For the past several decades the US has pursued policies that promote energy independence and both energy and national security. As part of this pursuit, high volume hydraulic fracturing (fracking) technologies were first developed in the late 1940s by Halliburton, and its technological advances after the 1970s have rapidly increased oil and natural gas (gas) production capacity.
On the positive side, this technology has contributed to job creation, economic growth, and energy security throughout the country. However, in recent years this mission has come into conflict with the property rights of individual land owners on whose land many oil and gas reserves are located and has also raised concern about the environmental consequences of fracking on air, water, and soil quality.
This has been particularly noticeable in the state of Texas, a state that as a whole continues to benefit from the oil and gas industry—despite increases in oil and gas prices—and a state in which more than 95 percent of land is private property.
But what happens when oil and gas reserves lie below these private lands? Who wins?
In order to advance energy interests, oil and gas companies may seek eminent domain, a process through which the government can seize land for the purpose of serving the public good. In this case, the “public good” is oil and gas production, which has contributed significantly to economic and job growth in Texas. Through eminent domain land seizures, oil companies are expected to pay land owners just compensation. The level of compensation varies case by case, but generally compensation is estimated by the value of the land in combination with the value of the mineral resources oil and gas companies expect to tap.
However, while eminent domain allows states to more easily reach their oil and gas production targets, many communities are adversely impacted by oil and gas development on their properties and land owners do not always receive fair compensation.
Meet Margaret O’Keefe, a farmer in Jefferson County, East Texas, who fell victim to eminent domain as a result of the expansion of the Crosstex NGL Pipeline in 2013. O’Keefe inherited 25 acres of land from her mother that she shares with her seven siblings. The O’Keefe family has maintained Bermuda grass production on the property for many years. However, the Crosstex pipeline has disrupted the farm’s production operations by drilling through the O’Keefe property.
Small land owners like O’Keefe are often victims of eminent domain either because they are unable to afford the legal battles to fight the process or because they’re unable to spend months in court. As a consequence, O’Keefe and others feel that these fights aren’t winnable.
It creates both a helpless feeling among small land owners and a hopeful feeling among oil and gas companies who observe greater opportunity to obtain more drilling permits to increase profits. Of particular significance, research suggests that oil and gas companies are more likely to pursue projects in lower-income communities than in wealthier ones.
Currently, there are few protections to ensure that land owner property rights are secure against oil and gas companies. In addition to eminent domain, the majority of states in the US have forced pooling laws. The Texas forced pooling law, for example, dates back to 1977. These laws allow companies to acquire subsurface mineral rights, which thus grants them access to oil and gas resources even on private property. Land owner objections can’t prevent forced pooling.
Moreover, in some areas where new oil and gas wells are unable to be built—the rare times when property rights are maintained—companies can subvert that barrier by drilling horizontally from a nearby well.

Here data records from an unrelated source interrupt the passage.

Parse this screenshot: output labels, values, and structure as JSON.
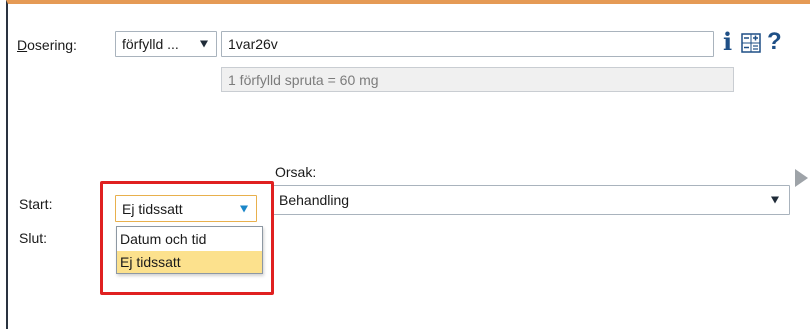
{
  "dosering": {
    "label": "Dosering:",
    "form_select": "förfylld ...",
    "dose_value": "1var26v",
    "conversion_note": "1 förfylld spruta = 60 mg"
  },
  "orsak": {
    "label": "Orsak:",
    "value": "Behandling"
  },
  "start": {
    "label": "Start:",
    "value": "Ej tidssatt",
    "options": [
      "Datum och tid",
      "Ej tidssatt"
    ],
    "selected_index": 1
  },
  "slut": {
    "label": "Slut:"
  },
  "icons": {
    "info": "info-icon",
    "calculator": "calculator-icon",
    "help": "help-icon",
    "expand": "expand-arrow-icon"
  },
  "colors": {
    "top_border": "#e59a55",
    "highlight": "#e02020",
    "selected_option": "#fce18d",
    "dropdown_arrow": "#1a86c8",
    "icon_blue": "#1e4f86"
  }
}
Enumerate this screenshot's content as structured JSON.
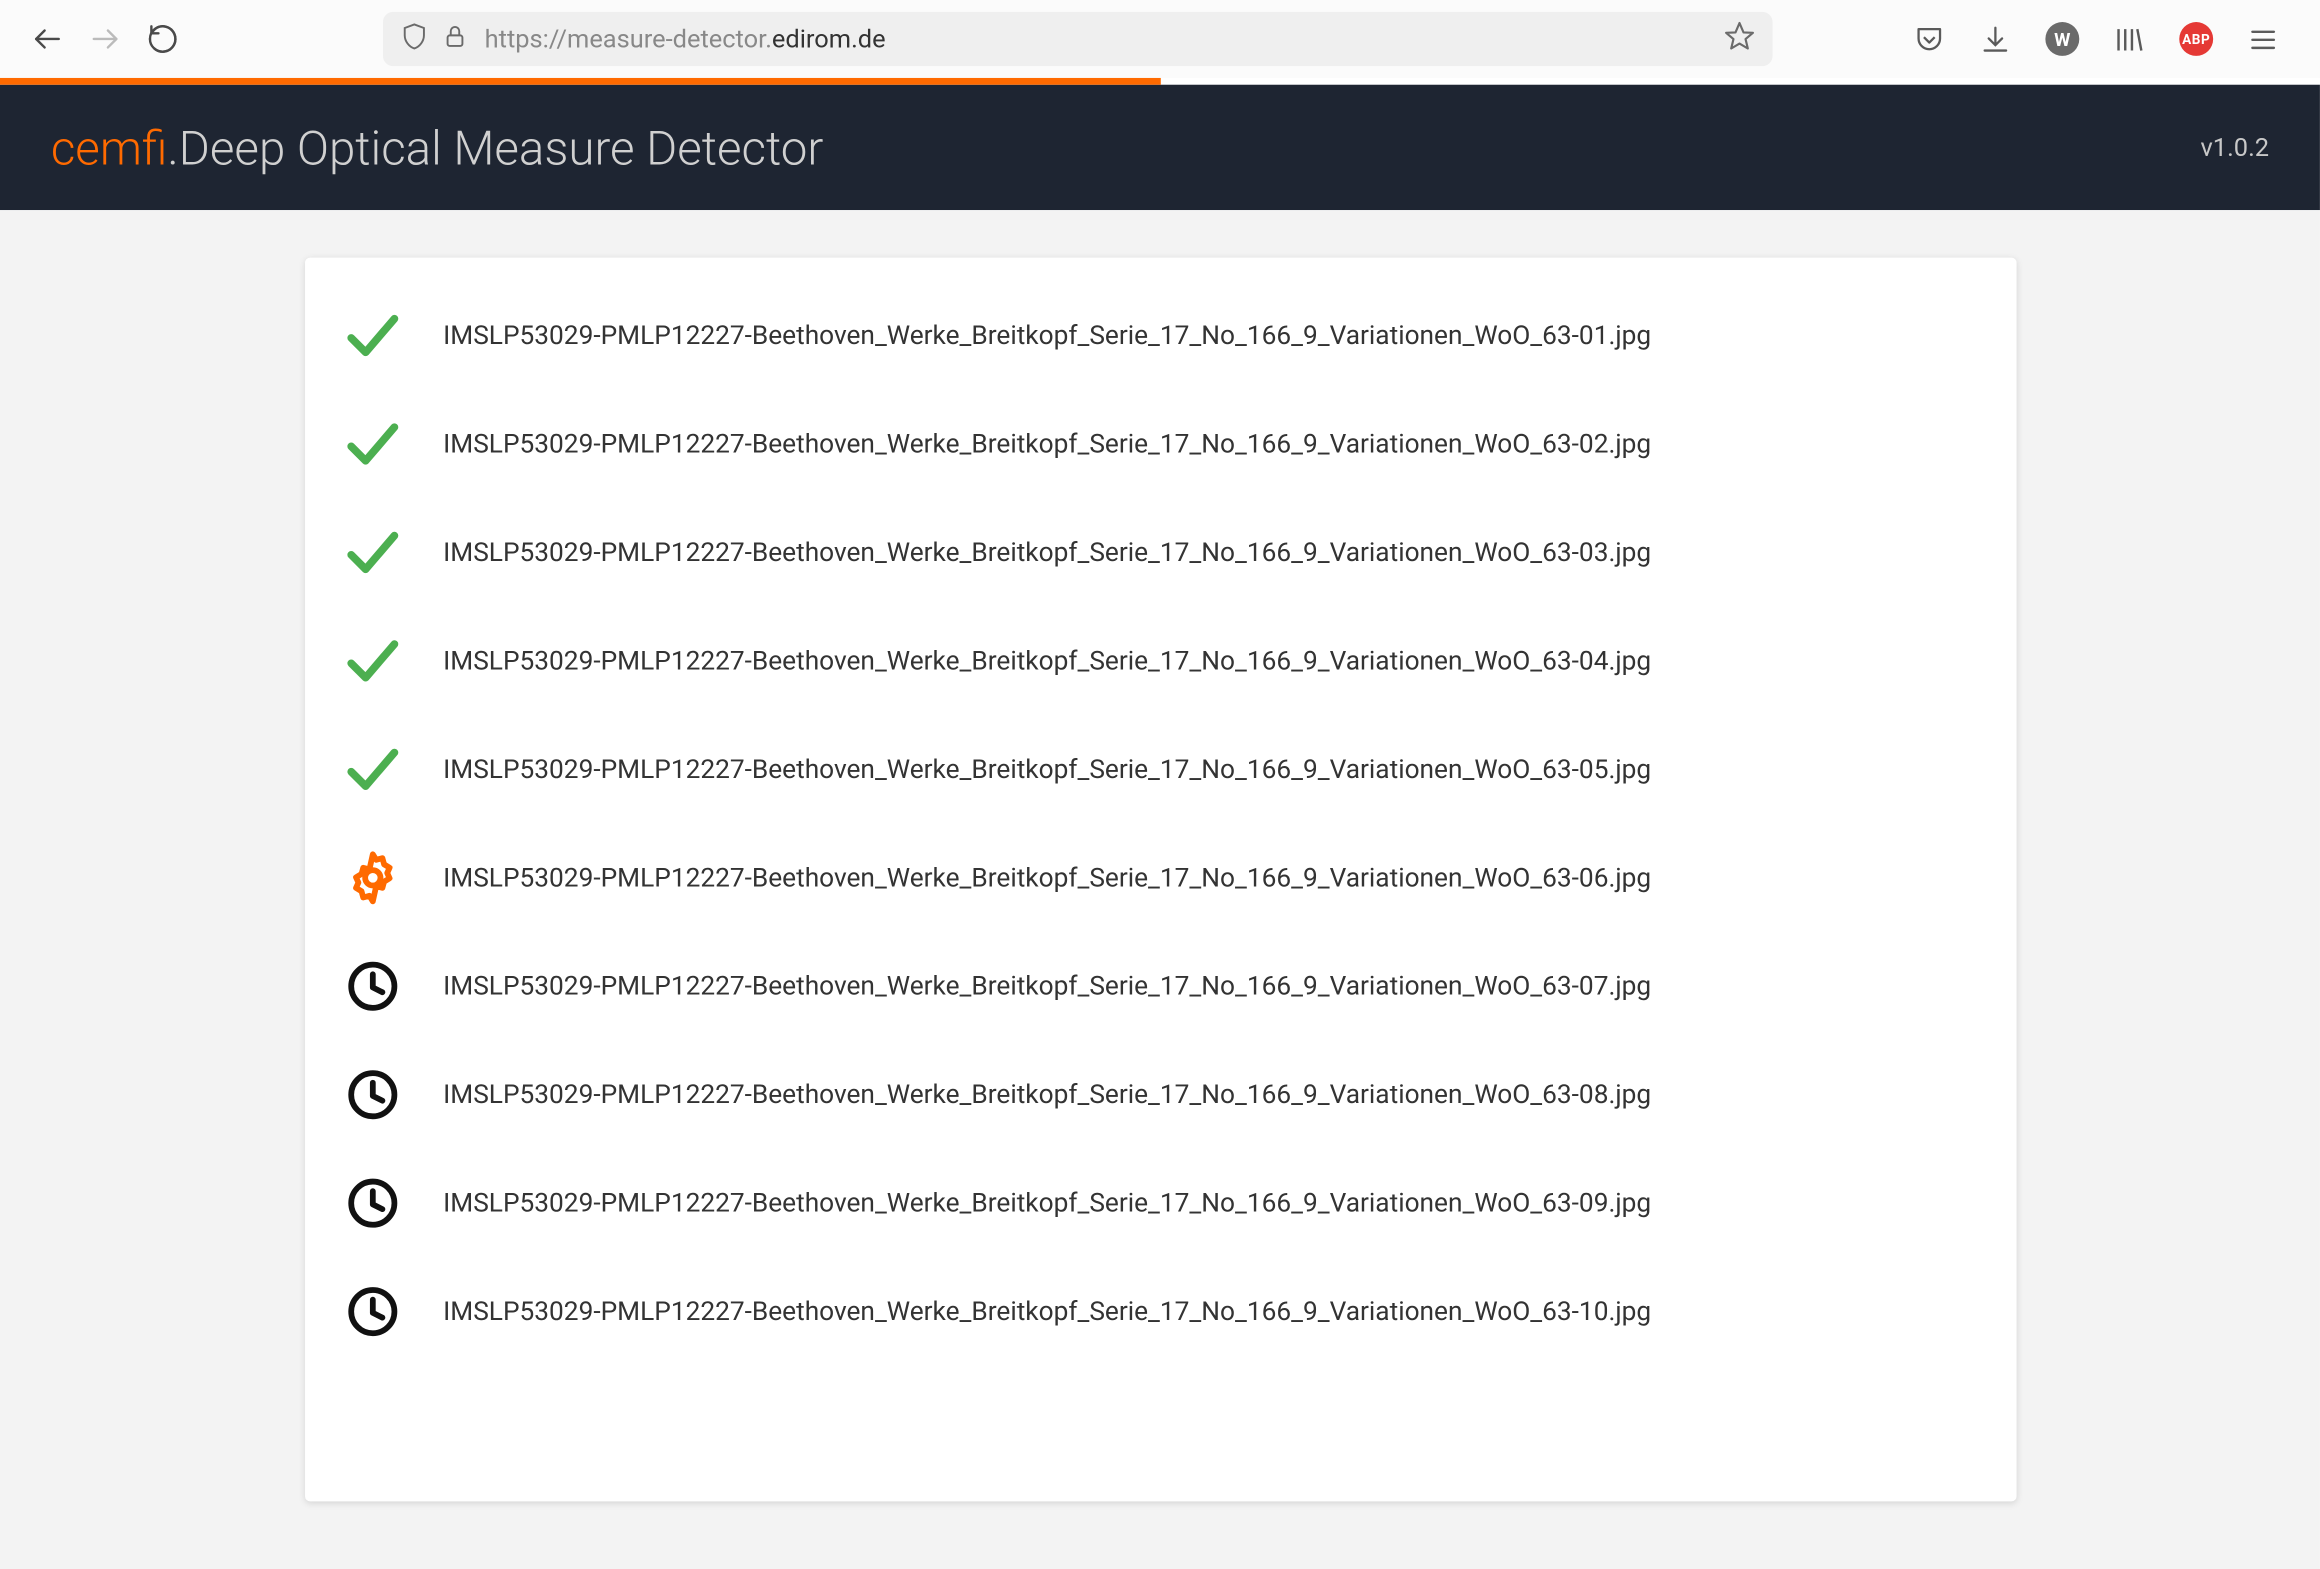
{
  "browser": {
    "url_prefix": "https://measure-detector.",
    "url_domain": "edirom.de"
  },
  "header": {
    "brand": "cemfi",
    "separator": ".",
    "title": "Deep Optical Measure Detector",
    "version": "v1.0.2"
  },
  "files": [
    {
      "status": "done",
      "name": "IMSLP53029-PMLP12227-Beethoven_Werke_Breitkopf_Serie_17_No_166_9_Variationen_WoO_63-01.jpg"
    },
    {
      "status": "done",
      "name": "IMSLP53029-PMLP12227-Beethoven_Werke_Breitkopf_Serie_17_No_166_9_Variationen_WoO_63-02.jpg"
    },
    {
      "status": "done",
      "name": "IMSLP53029-PMLP12227-Beethoven_Werke_Breitkopf_Serie_17_No_166_9_Variationen_WoO_63-03.jpg"
    },
    {
      "status": "done",
      "name": "IMSLP53029-PMLP12227-Beethoven_Werke_Breitkopf_Serie_17_No_166_9_Variationen_WoO_63-04.jpg"
    },
    {
      "status": "done",
      "name": "IMSLP53029-PMLP12227-Beethoven_Werke_Breitkopf_Serie_17_No_166_9_Variationen_WoO_63-05.jpg"
    },
    {
      "status": "processing",
      "name": "IMSLP53029-PMLP12227-Beethoven_Werke_Breitkopf_Serie_17_No_166_9_Variationen_WoO_63-06.jpg"
    },
    {
      "status": "pending",
      "name": "IMSLP53029-PMLP12227-Beethoven_Werke_Breitkopf_Serie_17_No_166_9_Variationen_WoO_63-07.jpg"
    },
    {
      "status": "pending",
      "name": "IMSLP53029-PMLP12227-Beethoven_Werke_Breitkopf_Serie_17_No_166_9_Variationen_WoO_63-08.jpg"
    },
    {
      "status": "pending",
      "name": "IMSLP53029-PMLP12227-Beethoven_Werke_Breitkopf_Serie_17_No_166_9_Variationen_WoO_63-09.jpg"
    },
    {
      "status": "pending",
      "name": "IMSLP53029-PMLP12227-Beethoven_Werke_Breitkopf_Serie_17_No_166_9_Variationen_WoO_63-10.jpg"
    }
  ],
  "colors": {
    "accent": "#ff6a00",
    "done": "#4caf50",
    "processing": "#ff6a00",
    "pending": "#111"
  }
}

Land owner property rights are still diminished.
It is clear that oil and gas interests continue to take priority in Texas and many other states around the country. As states expand their economic growth from oil and gas development, we need to consider the impacts on small land owners who are directly affected as well as the environmental impacts on the land on which this development takes place.
Environmental consequences and development benefit calculations
Researchers have found a number of negative environmental impacts associated with oil and gas development, particularly for the rural poor. Oil and gas development has been shown to decrease water, air, and soil quality.
Building the Crosstex NGL Pipeline significantly disrupted surrounding agricultural lands. And like the Margaret O’Keefes of the country who depend on agriculture for income, this much land degradation imposes an additional burden on rural livelihoods.
These factors don’t appear to be accounted for in the benefit calculations of oil and gas development in Texas and elsewhere. Oil and gas development benefits are calculated as a function of total spending, production, personal income, and job growth. Some research suggests that the costs of fracking exceed its benefits. Adverse economic impacts to small land owners and the environment should be considered in states’ calculations of oil and gas benefits.
Do you really own your property? What can you do?
With eminent domain and forced pooling in Texas, the land rights of many residents are essentially irrelevant when it comes to oil and gas development goals. Although the specific conditions for forced pooling vary by state, there is some critical mass—a certain number of land owners—that is usually required before forced pooling is approved. This is not the case in Texas; there are no minimum property ownership requirements before a company may apply for forced pooling.
If you or your neighbor are worried that oil and gas development may come to your properties, you can help prevent this development by rallying a group of people from your community to petition against drilling. Familiarize yourself with what eminent domain or forced pooling laws exist in your state and what entity oversees the laws by clicking here. For a more comprehensive description of eminent domain procedures for the state of Texas click here, page 39.